"One of the most influential pieces of fiction in Western European history. It has attracted attention for many reasons. 1) It contains an all-out assault on Enlightenment rationalism and the idea of progress which foreshadows many such assaults in the mid-to-late twentieth century. 2) It is an outstanding example of Dostoyevsky's psychological skills, depicting a character motivated by many contradictory impulses. Such contradictions were not clearly understood in the nineteenth century, but Freud and modern psychology generally were to explore in depth the irrational bases of much human thought. 3) One of the most salient characteristics of the Underground Man is his profound self-contempt combined with an exquisitely sensitive ego--a combination that is much discussed these days. 4) The story contains one of the first characters whose childhood experiences have led him to fear love and intimacy even though he longs for them: another topic of intense interest currently. 5) It portrays one of the first anti-heroes in fiction, a protagonist utterly lacking every trait of the Romantic hero and living out a futile life on the margins of society. Such figures were to dominate much serious fiction in the mid-twentieth century, notably Albert Camus' Meursault in The Stranger."
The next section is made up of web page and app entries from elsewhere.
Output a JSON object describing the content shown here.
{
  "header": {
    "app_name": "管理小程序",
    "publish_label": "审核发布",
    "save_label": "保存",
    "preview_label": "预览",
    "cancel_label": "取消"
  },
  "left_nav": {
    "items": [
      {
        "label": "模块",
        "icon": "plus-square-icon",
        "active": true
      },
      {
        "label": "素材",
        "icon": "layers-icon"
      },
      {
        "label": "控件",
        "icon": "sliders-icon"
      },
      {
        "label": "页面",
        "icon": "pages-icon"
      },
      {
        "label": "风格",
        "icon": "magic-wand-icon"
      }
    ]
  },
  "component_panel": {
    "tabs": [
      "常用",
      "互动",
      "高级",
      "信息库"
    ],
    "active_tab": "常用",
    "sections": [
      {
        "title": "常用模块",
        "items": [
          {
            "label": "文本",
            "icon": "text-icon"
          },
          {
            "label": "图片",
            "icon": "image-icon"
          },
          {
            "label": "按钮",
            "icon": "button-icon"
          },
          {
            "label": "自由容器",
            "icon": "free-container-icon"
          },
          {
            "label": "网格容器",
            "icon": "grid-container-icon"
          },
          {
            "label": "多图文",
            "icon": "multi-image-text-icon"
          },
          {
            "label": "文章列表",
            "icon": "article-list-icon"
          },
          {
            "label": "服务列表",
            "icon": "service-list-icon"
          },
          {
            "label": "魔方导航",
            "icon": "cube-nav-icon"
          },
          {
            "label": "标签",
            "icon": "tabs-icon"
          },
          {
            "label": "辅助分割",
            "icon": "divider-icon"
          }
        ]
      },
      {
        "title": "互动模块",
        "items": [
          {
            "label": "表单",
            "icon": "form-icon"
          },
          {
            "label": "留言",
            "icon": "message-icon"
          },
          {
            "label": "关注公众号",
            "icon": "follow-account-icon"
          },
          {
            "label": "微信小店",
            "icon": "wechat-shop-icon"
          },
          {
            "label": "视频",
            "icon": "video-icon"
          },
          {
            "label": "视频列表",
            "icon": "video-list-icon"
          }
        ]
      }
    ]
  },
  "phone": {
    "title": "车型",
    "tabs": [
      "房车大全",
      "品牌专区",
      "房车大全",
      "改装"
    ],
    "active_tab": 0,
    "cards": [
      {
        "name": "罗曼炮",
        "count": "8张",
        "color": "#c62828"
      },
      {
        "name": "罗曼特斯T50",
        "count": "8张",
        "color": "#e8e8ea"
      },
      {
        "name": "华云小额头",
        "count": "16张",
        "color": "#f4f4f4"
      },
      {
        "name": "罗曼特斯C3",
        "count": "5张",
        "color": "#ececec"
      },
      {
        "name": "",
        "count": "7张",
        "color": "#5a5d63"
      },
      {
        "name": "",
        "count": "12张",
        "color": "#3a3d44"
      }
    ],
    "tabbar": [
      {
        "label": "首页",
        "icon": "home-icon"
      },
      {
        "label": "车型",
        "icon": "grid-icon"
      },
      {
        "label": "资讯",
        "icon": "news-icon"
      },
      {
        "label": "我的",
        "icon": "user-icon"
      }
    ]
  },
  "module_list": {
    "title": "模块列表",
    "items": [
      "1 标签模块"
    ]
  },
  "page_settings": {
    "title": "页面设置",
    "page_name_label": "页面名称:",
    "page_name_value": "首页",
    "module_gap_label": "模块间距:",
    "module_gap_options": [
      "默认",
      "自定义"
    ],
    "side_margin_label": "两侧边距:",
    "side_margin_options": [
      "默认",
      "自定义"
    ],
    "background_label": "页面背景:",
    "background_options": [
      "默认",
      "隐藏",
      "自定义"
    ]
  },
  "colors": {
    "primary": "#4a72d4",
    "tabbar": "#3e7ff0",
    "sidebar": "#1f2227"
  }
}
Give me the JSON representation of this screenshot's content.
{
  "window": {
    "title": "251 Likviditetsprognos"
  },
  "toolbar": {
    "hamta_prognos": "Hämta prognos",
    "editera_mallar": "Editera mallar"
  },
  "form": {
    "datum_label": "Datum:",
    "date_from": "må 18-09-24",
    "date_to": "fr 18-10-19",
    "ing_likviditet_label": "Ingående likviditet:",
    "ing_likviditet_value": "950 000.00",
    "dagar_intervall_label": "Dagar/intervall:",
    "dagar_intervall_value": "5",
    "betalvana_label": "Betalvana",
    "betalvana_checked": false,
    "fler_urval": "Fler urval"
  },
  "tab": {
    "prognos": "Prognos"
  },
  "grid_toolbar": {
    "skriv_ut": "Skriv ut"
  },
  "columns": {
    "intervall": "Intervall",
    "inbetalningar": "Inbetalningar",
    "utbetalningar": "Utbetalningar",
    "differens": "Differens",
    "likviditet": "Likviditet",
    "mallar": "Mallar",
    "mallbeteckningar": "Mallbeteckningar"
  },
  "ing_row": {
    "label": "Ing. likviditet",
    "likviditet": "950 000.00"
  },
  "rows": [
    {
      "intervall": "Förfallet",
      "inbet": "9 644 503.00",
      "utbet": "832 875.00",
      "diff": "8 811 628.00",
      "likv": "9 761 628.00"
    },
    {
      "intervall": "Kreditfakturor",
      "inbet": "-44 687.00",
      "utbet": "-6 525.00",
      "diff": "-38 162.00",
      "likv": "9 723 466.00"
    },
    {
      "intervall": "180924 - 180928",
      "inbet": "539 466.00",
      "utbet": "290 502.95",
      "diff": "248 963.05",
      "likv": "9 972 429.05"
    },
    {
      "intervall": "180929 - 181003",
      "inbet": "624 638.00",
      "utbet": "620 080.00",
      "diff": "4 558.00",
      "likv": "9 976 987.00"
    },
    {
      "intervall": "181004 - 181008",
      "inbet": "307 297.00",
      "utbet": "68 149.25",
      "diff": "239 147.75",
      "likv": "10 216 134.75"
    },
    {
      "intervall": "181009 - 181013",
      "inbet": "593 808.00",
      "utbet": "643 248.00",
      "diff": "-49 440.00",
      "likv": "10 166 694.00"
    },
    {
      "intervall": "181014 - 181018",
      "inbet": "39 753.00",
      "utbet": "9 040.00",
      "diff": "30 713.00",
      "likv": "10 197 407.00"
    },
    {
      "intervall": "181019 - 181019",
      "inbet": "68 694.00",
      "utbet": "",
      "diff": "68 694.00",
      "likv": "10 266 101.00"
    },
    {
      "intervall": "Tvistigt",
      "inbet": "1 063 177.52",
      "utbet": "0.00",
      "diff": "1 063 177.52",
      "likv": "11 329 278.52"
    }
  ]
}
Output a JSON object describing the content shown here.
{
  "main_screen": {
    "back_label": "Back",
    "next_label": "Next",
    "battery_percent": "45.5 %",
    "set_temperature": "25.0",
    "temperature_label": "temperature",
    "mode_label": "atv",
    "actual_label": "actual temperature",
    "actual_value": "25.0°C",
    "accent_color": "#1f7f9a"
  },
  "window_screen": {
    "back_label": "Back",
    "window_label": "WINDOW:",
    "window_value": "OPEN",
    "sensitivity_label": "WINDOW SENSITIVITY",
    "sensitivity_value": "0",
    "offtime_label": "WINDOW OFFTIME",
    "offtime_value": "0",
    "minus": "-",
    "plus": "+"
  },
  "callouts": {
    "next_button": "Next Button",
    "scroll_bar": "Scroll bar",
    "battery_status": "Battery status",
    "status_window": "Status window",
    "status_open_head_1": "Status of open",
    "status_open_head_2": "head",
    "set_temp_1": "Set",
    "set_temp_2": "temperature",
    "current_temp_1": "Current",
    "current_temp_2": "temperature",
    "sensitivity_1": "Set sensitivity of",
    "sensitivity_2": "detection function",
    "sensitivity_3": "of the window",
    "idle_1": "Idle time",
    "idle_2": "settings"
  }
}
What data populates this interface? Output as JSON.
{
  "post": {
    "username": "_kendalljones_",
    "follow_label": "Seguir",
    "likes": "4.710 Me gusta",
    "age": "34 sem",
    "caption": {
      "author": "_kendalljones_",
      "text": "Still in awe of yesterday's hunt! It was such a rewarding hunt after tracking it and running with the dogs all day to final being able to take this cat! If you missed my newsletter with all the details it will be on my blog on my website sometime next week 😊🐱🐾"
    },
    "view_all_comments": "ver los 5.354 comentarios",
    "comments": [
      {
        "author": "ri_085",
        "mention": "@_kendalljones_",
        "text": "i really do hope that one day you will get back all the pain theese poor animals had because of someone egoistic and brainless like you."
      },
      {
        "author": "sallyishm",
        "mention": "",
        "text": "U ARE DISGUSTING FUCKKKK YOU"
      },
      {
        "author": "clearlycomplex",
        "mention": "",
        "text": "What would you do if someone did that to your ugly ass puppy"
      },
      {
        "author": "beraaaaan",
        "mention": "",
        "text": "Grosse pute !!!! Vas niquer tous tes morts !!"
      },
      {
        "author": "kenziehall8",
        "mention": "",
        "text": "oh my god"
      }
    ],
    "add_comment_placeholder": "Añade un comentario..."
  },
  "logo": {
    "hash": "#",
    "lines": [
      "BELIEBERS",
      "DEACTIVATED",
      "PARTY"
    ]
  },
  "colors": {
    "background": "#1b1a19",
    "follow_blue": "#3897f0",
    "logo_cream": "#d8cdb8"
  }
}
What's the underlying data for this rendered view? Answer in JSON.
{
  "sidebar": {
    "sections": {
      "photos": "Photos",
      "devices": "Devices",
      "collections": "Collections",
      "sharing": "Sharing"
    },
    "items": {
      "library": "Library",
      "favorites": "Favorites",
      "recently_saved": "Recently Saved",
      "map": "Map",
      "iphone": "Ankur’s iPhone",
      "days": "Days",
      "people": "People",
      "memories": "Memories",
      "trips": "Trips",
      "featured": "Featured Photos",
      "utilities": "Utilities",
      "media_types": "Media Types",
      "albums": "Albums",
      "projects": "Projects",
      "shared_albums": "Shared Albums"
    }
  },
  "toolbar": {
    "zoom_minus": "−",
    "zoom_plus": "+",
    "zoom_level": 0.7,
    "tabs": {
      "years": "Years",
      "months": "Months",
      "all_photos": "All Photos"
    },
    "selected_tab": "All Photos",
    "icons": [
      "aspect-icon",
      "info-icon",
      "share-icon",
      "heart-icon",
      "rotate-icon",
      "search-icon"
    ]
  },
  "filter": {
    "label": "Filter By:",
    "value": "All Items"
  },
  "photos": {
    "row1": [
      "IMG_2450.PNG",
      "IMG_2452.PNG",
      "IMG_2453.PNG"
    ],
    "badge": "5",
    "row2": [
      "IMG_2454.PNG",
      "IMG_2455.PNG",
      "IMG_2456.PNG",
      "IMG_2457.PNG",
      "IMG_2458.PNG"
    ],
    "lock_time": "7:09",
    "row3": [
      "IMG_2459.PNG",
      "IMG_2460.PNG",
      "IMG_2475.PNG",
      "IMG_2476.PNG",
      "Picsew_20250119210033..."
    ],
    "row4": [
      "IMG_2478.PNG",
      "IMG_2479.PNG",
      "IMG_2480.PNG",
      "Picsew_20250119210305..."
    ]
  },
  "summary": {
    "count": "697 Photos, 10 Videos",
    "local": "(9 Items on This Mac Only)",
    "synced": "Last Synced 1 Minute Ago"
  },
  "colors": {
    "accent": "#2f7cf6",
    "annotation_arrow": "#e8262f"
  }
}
NOTES FROM THE UNDERGROUND
WHO BETTER LOOKED IN THE EYE OF THE HUMAN SOUL?
WHO SUNK DEEPER IN THE DEPTHS OF REALITY?